The original Juiced took a twisted path to retail stores; first set to be published by Acclaim, the street racing game was taken over by THQ when Acclaim shuttered its offices. Once the street racing game finally hit the streets, it wasn't welcomed with open critical arms, yet it still managed to pull off some interesting tricks in its own right. Now the Juiced series is continuing on the PlayStation Portable with Juiced: Eliminator, a preview copy of which we got to check out at a recent THQ press event.
Like its console predecessor, Juiced: Eliminator is a street racing game, so you'll spend the majority of your time with the game burning hot laps around its multiple racing locations (two of which are new for the portable game: Chinatown and Angel Raceway). Also new for the game are a number of new cars to roll in, including makes such as the Ford Mustang GT, the Toyota Scion TC, and the Renault Megane Sport. In all, Eliminator will feature eight new car models, as well as more than 100 new body-kit components you can use to customize your ride as you see fit.
The team-based component in the original Juiced was one of the game's highlights. In that game, you could choose to have teammates race individual races in your stead. For team events, your goal was to have your entire team across the finish line before your opponent's crew. The same concepts apply in Eliminator, and they've been beefed up a bit, as well. In addition to the inclusion of eight new teams and crew chiefs in the game, Eliminator will let you form a team composed of your friends via the PSP's wireless connection and even race rival human teams in the process. That sounds good in theory. Unfortunately, we weren't able to get a crew up and running at the event, but it's definitely a feature that warrants further inspection.
The multiplayer aspects of Eliminator look to be a major attraction for the game. One of the coolest aspects we know about the game is the ability to race for "pinks" in multiplayer sessions. Anyone who has seen the show Pinks on Speed Channel knows the concept here: Two people enter the race, and the winner of the contest takes home the other player's ride. The idea of losing a car you've spent a lot of time upgrading and customizing in the game or, better yet, winning your opponent's tricked-out ride, is certainly compelling; we're just not certain we'd have the guts to put our precious car on the line.

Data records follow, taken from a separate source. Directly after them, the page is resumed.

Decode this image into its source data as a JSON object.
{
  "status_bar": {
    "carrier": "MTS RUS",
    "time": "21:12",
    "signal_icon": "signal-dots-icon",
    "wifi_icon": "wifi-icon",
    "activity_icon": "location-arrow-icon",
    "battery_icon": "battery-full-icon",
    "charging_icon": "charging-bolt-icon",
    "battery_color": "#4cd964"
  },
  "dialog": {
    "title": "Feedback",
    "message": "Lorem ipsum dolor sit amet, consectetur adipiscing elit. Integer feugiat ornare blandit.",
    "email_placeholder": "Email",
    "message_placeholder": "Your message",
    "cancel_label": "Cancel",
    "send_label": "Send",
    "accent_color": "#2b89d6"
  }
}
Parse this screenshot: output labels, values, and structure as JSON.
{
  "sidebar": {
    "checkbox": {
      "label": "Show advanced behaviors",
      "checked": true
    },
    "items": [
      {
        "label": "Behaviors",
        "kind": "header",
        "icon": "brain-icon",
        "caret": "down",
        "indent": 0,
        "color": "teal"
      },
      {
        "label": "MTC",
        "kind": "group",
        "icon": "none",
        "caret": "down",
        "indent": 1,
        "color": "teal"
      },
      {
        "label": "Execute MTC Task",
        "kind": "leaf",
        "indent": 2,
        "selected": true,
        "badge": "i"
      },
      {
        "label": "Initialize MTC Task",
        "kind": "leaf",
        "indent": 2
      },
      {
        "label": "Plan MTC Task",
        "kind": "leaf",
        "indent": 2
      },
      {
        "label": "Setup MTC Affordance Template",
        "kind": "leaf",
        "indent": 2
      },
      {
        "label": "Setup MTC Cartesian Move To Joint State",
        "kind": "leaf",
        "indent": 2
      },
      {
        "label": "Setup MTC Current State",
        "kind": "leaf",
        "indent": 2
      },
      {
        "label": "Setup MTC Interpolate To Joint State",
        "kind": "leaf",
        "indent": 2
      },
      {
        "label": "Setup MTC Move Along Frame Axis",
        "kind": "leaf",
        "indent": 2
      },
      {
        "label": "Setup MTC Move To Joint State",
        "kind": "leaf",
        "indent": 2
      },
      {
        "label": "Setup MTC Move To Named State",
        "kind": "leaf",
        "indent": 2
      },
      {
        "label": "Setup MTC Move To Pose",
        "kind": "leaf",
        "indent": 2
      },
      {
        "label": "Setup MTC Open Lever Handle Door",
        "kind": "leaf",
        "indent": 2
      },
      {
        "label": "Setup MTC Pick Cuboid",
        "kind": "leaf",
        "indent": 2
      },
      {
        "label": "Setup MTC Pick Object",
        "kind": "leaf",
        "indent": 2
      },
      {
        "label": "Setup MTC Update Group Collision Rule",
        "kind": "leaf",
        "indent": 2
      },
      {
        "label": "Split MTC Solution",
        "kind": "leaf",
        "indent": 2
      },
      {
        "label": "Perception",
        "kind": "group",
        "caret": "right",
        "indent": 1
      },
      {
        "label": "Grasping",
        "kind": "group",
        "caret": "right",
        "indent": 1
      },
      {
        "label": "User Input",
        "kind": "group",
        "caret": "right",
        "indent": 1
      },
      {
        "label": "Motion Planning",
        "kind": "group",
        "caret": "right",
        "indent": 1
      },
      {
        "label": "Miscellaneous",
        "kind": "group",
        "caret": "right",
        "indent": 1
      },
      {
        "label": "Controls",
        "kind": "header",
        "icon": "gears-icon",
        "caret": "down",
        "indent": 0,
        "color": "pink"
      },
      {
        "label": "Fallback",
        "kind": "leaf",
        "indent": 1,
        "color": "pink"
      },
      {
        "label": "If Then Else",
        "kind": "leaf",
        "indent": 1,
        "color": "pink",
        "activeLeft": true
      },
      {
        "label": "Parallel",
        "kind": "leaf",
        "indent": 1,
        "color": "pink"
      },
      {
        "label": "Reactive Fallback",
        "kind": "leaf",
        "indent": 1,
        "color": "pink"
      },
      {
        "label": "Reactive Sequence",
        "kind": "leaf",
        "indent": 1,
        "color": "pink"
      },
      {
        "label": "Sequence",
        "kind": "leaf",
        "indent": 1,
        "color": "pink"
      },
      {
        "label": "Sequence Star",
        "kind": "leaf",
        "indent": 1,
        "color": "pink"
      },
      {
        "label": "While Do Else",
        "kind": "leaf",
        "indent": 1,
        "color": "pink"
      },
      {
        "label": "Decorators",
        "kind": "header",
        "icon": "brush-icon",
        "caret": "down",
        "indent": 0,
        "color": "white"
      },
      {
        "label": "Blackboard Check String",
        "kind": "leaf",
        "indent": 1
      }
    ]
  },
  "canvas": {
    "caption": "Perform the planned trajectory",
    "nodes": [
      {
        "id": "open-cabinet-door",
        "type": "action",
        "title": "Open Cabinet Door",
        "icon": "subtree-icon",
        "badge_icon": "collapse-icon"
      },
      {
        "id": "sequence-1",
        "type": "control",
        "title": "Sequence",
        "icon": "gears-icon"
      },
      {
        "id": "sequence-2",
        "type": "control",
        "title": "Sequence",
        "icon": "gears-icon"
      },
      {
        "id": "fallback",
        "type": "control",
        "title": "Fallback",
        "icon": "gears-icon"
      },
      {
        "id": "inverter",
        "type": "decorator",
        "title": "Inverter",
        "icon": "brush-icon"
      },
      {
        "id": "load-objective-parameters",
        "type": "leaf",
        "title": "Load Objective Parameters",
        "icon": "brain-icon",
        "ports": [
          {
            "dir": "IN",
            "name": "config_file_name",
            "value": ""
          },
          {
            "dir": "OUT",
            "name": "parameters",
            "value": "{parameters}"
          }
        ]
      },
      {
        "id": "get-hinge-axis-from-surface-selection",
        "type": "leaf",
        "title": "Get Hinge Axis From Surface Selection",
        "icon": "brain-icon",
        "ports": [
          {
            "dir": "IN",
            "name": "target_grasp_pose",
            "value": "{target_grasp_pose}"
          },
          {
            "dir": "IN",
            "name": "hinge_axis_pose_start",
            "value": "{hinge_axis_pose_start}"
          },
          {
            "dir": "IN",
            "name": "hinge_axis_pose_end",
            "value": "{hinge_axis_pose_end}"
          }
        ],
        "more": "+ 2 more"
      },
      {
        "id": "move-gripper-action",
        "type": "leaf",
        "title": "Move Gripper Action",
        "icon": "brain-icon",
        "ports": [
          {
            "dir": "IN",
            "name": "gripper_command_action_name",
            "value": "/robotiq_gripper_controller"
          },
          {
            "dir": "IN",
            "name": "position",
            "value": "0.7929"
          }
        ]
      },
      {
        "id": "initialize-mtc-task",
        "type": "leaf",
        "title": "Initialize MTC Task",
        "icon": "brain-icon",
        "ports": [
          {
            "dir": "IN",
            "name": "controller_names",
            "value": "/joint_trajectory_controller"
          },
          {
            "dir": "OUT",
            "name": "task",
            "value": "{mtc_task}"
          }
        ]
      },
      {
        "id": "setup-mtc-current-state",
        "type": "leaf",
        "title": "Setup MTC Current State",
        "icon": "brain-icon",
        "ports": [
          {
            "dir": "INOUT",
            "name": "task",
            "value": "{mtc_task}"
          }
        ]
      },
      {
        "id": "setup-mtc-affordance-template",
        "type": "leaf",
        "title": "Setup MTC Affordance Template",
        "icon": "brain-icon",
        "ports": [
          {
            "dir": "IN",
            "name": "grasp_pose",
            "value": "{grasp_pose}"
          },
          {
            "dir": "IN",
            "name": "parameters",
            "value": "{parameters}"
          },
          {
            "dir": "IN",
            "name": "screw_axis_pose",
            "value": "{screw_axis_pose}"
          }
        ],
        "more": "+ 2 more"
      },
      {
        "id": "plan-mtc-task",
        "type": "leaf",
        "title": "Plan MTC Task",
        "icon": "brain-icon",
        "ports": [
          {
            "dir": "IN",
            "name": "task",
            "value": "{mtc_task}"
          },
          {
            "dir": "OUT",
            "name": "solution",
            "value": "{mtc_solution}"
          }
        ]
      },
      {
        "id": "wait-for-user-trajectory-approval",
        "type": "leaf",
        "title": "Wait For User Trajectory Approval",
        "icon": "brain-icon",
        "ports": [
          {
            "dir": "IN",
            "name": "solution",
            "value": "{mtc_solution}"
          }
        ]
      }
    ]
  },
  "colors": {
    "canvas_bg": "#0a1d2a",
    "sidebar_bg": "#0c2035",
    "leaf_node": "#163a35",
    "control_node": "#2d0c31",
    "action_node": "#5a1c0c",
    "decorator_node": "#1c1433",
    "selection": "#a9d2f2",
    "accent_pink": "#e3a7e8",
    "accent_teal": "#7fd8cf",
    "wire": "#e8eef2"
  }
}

Other game modes in Eliminator include arcade and custom races and, the most robust single-player option, the career mode. Diving into the career mode straightaway, we were greeted by an attractive lady (and, let's face it, what other kind of women populate street racing games?) named Nina, who challenged us to a heads-up race. We had to put some money on the line and, being the high rollers that we aren't in real life, we put down the maximum amount: $2,500. Unfortunately for us, Nina was no pushover, and though we fought her and our understeering car to the finish line, we ended up losing the race and our cash. From there it was time to buy our very first car--we chose a lime green VW bug, though perhaps if we hadn't lost the twenty-five hundred bucks, we could have picked a slightly hotter ride. Producers told us that Eliminator's career mode progression has been improved over the previous game; we'll need to see more of it to determine whether that claim is true.
In terms of control, the cars in Juiced certainly felt appropriately quick, especially when you're initiating the nitrous boost with the shoulder button. They also were very apt to understeer in the corners, and, as a result, we were often braking very hard into corners to get the ideal exit in corners. Perhaps some of the models you find later in the game are a bit more nimble in the turns--at least we hope so. Eliminator has a similar look to the previous games in the series, all the way down to the isometric radar that gives you a better view of the upcoming turns.
We'll have our final verdict of Juiced: Eliminator once it's released to stores in June of this year.